When a doctor becomes a patient
Dr. Wes Oczkowski’s life was in danger, and he didn’t even know it. An intense pain developed in his chest one morning in February 2019 when he was clearing the snow from his car.
“The pain went away, so I didn’t give it much thought,” says Dr. Oczkowski. “Then the pain came back twice that morning and I started to realize the potential severity of my condition.”
Dr. Oczkowski went to the emergency department at Hamilton General Hospital (HGH). The staff was surprised to see him there as a patient, given that he is the division head of neurology at Hamilton Health Sciences (HHS).

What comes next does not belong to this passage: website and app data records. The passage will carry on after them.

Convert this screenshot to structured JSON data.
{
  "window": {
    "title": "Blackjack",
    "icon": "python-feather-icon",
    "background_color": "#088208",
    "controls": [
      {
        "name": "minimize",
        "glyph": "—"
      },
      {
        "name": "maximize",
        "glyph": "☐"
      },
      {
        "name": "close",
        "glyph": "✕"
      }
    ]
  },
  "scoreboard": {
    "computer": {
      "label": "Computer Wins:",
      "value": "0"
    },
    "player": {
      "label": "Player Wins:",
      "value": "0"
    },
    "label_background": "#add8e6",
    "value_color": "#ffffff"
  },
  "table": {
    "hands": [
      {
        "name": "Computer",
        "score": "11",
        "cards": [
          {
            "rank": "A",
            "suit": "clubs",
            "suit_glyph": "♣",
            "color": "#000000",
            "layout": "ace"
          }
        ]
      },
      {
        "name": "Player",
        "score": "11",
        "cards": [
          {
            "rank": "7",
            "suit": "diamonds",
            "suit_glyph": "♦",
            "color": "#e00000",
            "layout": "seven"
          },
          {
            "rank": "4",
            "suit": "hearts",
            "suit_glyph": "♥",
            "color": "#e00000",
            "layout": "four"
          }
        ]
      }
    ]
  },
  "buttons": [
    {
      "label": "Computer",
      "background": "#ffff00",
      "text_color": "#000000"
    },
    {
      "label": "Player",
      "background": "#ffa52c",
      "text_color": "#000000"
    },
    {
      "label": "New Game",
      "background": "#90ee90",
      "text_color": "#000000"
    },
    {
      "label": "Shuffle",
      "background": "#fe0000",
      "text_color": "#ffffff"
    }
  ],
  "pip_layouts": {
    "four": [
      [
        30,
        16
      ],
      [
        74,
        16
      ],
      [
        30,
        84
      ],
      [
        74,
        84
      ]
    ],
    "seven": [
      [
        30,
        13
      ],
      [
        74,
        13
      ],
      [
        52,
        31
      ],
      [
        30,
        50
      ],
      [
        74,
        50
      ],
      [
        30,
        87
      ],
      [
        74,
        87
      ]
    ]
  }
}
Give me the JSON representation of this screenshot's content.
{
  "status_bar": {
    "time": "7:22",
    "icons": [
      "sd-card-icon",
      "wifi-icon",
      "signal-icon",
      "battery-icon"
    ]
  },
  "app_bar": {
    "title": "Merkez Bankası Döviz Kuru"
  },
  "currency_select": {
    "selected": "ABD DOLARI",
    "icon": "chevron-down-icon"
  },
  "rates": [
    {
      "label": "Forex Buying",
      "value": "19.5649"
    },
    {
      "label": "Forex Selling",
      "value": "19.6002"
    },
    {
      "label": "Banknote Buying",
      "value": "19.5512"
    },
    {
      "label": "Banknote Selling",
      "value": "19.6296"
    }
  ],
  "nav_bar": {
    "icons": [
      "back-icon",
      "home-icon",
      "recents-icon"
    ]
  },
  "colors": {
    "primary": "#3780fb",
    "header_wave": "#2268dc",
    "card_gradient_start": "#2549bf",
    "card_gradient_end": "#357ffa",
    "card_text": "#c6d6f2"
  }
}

An electrocardiogram revealed that the electrical activity in his heart was abnormal. The pain he was experiencing was caused by a lack of blood flow to the heart muscles, and he was at risk of suffering a massive heart attack.
“They discovered that the main blood vessels in my heart had blockages,” explains Dr. Oczkowski. “In a way, this was surprising because I had always led an active lifestyle full of regular exercise and a good diet. In another way, it wasn’t surprising because there was a history of heart disease in my family.”
Dr. Oczkowski required urgent bypass surgery. Dr. Victor Chu performed a complex open-heart procedure to bypass the blockages and allow for regular blood flow. Veins were taken from Dr. Oczkowski’s leg and an artery from his chest, which were grafted into his heart to complete the six required bypasses.
“It was a major surgical procedure that required many hours, and I was fortunate to be in the hands of such a capable surgical team.”
“I’m feeling better than ever now.”
After the surgery, Dr. Oczkowski spent two days in the intensive care unit, followed by another three days recovering on the cardiac surgical unit.
“Being a patient at HGH was a unique situation because I’d taught some of the people who were caring for me,” recalls Dr. Oczkowski. “Everyone did a marvelous job and everything went like clockwork. I couldn’t have asked for better care.”
Back to saving lives
His recovery progressed well and he returned home five days after the surgery. At first, Dr. Oczkowski was barely able to get up from his bed. As he regained strength and energy, Dr. Oczkowski was taking extended walks around the neighbourhood.
He was back to work two months later.
“I’m feeling better than ever now,” says Dr. Oczkowski. “I’m back at the gym and able to work out harder than before. Thanks to the amazing care I received at HGH, I was able to resume the work I love doing – caring for patients and teaching the next generation of care professionals. I’m grateful to have been given a second chance at life.”